By now I am sure that many have seen the recent “ice bucket challenges” seen all over social media to bring about awareness of ALS, which I think is such a worthy cause; however, at the same time I sure wish that there would be something that could generate the same attention and funding for people with other cancers and diseases that have no cures. I have many friends that have advanced stage thyroid cancer and are fighting an ugly battle as well. The percentages of those with it are just not high enough for the pharmaceutical companies to set funding aside for these cancers, because they don’t have much to gain or profit from it. It is then left up to non-profit companies or patients themselves to raise the necessary funding and so their chances for a cure become greatly diminished. With that being said, September is Thyroid Cancer Awareness month and is a chance to make people more aware of this type of cancer which is becoming more and more prevalent.
There are things about this disease one should know and I have probably mentioned this before in my blog, but something that I feel is worth repeating. For those who are just starting on your journey the first thing is to ask as many questions as possible and educate yourself about this disease. Online and local support groups are great resources which can help you navigate your way through this. Next, find a doctor that you feel comfortable with and one that communicates well with you, because you want one that works with you and not against you. Ensure that you find a good endocrinologist and one that specializes in treating thyroid cancer. Many thyca survivors struggle to find a doctor that listens and takes their concerns seriously. Some doctors may say well your numbers look good, despite the fact that you tell them you feel horrible and struggle just to function. If a doctor is just not meeting your needs, time to move on and find a new one that does listen and takes into account the whole picture. I myself have been so fortunate to have doctors who truly do listen to me and my concerns. They not only ensure that my levels are good, but also consider how I am feeling as well and take appropriate measures in making adjustments as necessary. If you are not sure where to look for a good endocrinologist start with your primary care doctor and ask other survivors in support groups. One great resource that has been such a big help for me is the Thyroid Cancer Survivor’s Association http://www.thyca.org. This organization provides information about thyroid cancer along with treatment options, in addition to providing a listing of local support groups and specialists by state.
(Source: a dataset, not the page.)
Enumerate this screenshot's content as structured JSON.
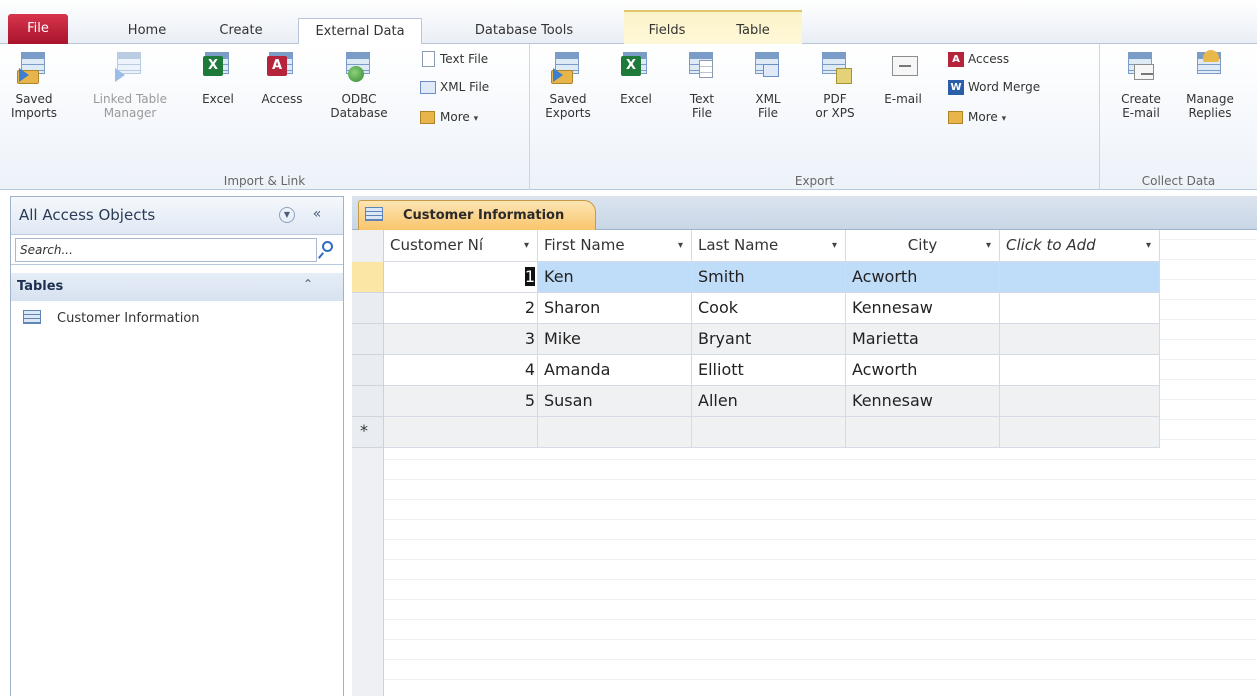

One thing that I advocate all the time and something that I cannot stress enough of is to ensure that your get your neck check at every office visit with your doctors.
Don’t ever brush off something that doesn’t feel right. You know your own body best, so when something feels out of whack or just not right, heed those warning signs that your body is telling you. Seek out your doctor and have your concerns checked out sooner rather than later. Thyroid cancers can be found on simple routine visits where doctors may feel a lump and will follow-up with appropriate tests such as an ultrasound to rule out if there is in fact a problem which should also be correlated with lab tests as well. However, a lot of the time many people may have lab tests within normal limits. I most likely had thyroid disease for years and and never knew it, because I wasn’t educated on things I should be watching for and didn’t see doctors on a regular basis. If I had, maybe my outcome could have been different, but it is what it is and I’m dealing with it the best way that I can.